“This was something that was brewing in the cathedral,” Budde told the AP. “We were really waiting for him. It would have been inconceivable for the Cathedral to call somebody who was not in favor of full equality for gay and lesbian people.”
Hall challenged the age-old notion, taken from Scripture, that homosexuality is a sin, and told the AP that he sees performing same-sex wedding as a way to build a community “that reflects the diversity of God's world.” He claimed that he reads the Bible “as seriously as fundamentalists do, and my reading of the Bible leads me to want to do this because I think it's being faithful to the kind of community that Jesus would have us be.”
Homosexual groups were ecstatic with the announcement, with the Human Rights Campaign taking the lead, declaring that “today, the church sent a simple but powerful message to LGBT Episcopalians — you are loved just the way you are, and for that we embrace you.”
The National Organization for Marriage (NOM), one of the leading groups fighting for traditional marriage in the United States, said that the move was “disappointing, but not surprising,” given the incremental slide from the Christian faith that the Episcopal Church has suffered over the past several years.
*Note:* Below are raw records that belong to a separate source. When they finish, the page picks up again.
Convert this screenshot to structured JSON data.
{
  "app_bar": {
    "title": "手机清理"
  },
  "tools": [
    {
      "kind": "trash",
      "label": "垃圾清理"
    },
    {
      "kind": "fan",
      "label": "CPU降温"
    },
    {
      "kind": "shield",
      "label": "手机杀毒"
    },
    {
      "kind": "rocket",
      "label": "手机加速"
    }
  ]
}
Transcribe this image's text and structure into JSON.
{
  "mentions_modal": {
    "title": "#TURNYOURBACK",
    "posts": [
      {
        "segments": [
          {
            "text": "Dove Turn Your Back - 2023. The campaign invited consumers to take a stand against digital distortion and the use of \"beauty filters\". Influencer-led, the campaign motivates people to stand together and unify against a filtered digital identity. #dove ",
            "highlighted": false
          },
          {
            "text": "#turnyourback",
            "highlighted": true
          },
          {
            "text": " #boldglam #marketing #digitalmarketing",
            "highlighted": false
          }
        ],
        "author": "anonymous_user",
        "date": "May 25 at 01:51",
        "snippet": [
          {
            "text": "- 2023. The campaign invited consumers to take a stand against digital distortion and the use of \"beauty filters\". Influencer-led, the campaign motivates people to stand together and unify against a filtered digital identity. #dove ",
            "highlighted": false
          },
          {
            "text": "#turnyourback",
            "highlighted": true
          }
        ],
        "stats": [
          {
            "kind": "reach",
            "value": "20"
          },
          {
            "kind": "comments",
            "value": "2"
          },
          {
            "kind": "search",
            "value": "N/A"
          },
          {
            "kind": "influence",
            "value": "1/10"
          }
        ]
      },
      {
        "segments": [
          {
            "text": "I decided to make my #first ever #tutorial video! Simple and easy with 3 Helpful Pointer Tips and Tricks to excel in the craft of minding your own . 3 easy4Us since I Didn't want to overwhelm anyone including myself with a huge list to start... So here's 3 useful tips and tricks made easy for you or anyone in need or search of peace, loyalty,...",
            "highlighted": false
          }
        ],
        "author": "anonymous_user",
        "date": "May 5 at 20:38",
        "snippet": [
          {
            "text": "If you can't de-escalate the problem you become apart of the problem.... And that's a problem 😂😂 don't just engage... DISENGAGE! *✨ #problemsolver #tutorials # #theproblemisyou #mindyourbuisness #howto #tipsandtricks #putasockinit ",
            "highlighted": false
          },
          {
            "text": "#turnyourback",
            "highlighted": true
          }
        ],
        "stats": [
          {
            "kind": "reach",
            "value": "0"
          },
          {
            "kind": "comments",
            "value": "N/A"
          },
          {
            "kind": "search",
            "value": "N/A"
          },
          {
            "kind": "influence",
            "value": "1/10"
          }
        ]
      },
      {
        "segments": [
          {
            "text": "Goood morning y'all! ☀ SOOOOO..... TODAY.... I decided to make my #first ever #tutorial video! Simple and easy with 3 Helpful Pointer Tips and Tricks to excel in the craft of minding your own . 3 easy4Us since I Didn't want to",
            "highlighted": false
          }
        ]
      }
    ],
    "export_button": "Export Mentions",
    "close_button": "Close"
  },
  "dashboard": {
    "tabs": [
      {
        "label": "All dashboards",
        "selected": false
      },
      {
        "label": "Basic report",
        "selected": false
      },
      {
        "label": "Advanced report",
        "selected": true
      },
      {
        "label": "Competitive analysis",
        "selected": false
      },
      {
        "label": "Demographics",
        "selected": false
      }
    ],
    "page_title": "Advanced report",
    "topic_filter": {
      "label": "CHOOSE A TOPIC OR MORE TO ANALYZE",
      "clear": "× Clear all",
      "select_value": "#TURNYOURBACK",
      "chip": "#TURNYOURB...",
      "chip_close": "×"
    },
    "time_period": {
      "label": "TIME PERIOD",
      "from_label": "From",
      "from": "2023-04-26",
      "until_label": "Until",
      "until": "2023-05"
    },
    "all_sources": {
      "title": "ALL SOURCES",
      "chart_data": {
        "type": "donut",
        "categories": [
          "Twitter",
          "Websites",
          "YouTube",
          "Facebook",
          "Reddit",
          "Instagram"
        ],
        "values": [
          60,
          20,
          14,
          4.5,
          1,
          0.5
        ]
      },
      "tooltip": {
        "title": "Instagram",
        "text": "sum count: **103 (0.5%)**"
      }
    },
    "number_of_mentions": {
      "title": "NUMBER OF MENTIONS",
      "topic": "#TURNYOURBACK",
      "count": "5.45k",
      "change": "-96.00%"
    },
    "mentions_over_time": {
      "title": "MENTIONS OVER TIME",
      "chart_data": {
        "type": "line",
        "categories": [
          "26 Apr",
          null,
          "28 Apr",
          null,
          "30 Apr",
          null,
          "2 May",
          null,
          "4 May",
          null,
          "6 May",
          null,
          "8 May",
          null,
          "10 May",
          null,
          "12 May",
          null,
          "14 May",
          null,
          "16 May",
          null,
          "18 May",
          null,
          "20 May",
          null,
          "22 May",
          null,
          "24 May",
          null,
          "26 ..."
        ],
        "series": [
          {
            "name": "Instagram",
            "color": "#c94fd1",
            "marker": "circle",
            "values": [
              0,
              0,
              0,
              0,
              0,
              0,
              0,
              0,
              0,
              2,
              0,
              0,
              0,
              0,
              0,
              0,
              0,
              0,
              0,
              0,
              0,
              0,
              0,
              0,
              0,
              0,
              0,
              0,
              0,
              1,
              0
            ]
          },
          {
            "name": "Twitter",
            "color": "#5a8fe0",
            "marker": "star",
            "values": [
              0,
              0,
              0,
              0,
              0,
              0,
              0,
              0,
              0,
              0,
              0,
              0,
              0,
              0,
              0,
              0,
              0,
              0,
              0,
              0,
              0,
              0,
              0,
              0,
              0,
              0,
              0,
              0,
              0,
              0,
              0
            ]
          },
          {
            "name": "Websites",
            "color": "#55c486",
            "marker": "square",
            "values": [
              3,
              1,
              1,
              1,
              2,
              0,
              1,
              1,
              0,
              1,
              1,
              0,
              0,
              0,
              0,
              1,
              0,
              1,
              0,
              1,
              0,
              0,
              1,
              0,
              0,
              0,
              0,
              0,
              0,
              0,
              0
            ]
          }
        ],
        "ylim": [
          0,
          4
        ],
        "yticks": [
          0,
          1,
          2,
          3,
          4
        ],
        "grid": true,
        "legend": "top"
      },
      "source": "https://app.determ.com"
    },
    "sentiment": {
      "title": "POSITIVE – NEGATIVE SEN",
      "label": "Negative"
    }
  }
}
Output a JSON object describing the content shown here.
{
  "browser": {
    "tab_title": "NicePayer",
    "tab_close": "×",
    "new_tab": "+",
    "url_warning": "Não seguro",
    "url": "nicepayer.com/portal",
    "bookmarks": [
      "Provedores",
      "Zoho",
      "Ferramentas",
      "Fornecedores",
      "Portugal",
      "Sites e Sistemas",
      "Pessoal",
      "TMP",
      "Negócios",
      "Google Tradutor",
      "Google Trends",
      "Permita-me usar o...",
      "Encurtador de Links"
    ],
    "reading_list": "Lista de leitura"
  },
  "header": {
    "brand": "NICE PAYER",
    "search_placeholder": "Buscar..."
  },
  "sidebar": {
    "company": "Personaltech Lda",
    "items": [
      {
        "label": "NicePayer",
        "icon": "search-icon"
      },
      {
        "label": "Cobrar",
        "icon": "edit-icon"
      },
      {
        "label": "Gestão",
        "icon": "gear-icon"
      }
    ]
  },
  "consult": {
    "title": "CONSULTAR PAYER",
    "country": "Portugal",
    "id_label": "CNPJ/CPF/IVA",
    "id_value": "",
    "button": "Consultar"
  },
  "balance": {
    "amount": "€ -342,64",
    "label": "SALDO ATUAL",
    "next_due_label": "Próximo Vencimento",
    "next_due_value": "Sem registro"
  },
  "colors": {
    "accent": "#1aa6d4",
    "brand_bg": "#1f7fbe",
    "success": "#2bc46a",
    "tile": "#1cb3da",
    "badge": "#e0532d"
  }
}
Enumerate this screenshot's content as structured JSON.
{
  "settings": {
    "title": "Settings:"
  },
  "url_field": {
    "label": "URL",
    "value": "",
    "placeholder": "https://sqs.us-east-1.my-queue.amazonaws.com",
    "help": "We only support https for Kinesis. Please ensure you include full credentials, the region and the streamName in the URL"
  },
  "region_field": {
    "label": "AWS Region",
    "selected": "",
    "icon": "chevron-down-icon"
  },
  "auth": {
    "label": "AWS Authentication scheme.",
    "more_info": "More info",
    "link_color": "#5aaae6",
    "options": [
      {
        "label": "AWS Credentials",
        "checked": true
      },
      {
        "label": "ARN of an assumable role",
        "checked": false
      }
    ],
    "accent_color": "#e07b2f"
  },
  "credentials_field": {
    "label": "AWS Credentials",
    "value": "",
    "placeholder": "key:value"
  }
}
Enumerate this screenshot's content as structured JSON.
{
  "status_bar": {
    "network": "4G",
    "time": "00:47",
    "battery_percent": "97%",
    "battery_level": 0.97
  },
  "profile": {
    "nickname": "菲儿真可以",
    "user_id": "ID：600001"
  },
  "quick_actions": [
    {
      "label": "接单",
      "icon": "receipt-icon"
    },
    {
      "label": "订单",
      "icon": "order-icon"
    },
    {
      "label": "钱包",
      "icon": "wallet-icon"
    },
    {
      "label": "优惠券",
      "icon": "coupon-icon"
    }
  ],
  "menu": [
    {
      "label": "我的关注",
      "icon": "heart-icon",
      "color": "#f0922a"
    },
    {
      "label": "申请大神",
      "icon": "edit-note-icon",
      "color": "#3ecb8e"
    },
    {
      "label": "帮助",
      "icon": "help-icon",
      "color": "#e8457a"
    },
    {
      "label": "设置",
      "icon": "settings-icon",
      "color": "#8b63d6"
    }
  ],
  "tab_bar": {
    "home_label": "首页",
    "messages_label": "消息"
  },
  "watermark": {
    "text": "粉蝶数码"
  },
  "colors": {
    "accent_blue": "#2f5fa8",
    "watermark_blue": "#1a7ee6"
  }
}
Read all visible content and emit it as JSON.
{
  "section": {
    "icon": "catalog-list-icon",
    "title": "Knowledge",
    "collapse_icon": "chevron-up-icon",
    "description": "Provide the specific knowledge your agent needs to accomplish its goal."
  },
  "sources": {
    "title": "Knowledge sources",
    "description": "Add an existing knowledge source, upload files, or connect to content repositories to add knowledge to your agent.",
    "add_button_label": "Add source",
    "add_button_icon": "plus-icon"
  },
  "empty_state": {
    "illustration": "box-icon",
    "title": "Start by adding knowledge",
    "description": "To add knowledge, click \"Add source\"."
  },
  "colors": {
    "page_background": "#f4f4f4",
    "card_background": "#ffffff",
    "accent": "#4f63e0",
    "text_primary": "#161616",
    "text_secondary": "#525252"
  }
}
NOM spokesman Thomas Peters said that the “message here is that conservative Episcopalians are being pushed out.” He added that the move provides “an opportunity for people to wake up to what’s happening. It reminds us that marriage is really an all or nothing deal. Does America want to retain its marriage tradition or fundamentally give it up?”
The conservative American Anglican Council also saw the move as “no surprise,” with the group's communications officer, Robert Lundy, telling the Christian Post that “the leadership of the National Cathedral, like the leadership of the Episcopal Church, is progressing further outside the bounds of Biblical Christianity. This move may further a perception that the church and America are leaving our moral foundation. However, the reality is that the National Cathedral's leadership does not represent the vast majority of Christians in this country.”
Peter Sprigg, vice president of the Family Research Council, agreed, telling the AP that the Episcopal Church “is out of touch with most of the rest of Christianity and, for that matter, with the rest of the Anglican Communion worldwide on this particular issue.” He predicted that the latest move would speed up the long-running exodus of members from the liberal denomination, as congregants search for a more spiritually vital worship experience.
“The Episcopal Church is one of the fastest shrinking denominations in the country,” Sprigg noted, “and their retreat from biblical ethics on this subject of homosexuality is a major part of the reason for that. They may fill their church with same-sex weddings, but it actually would make it less likely that they'll be able to fill it for worship on Sunday mornings.”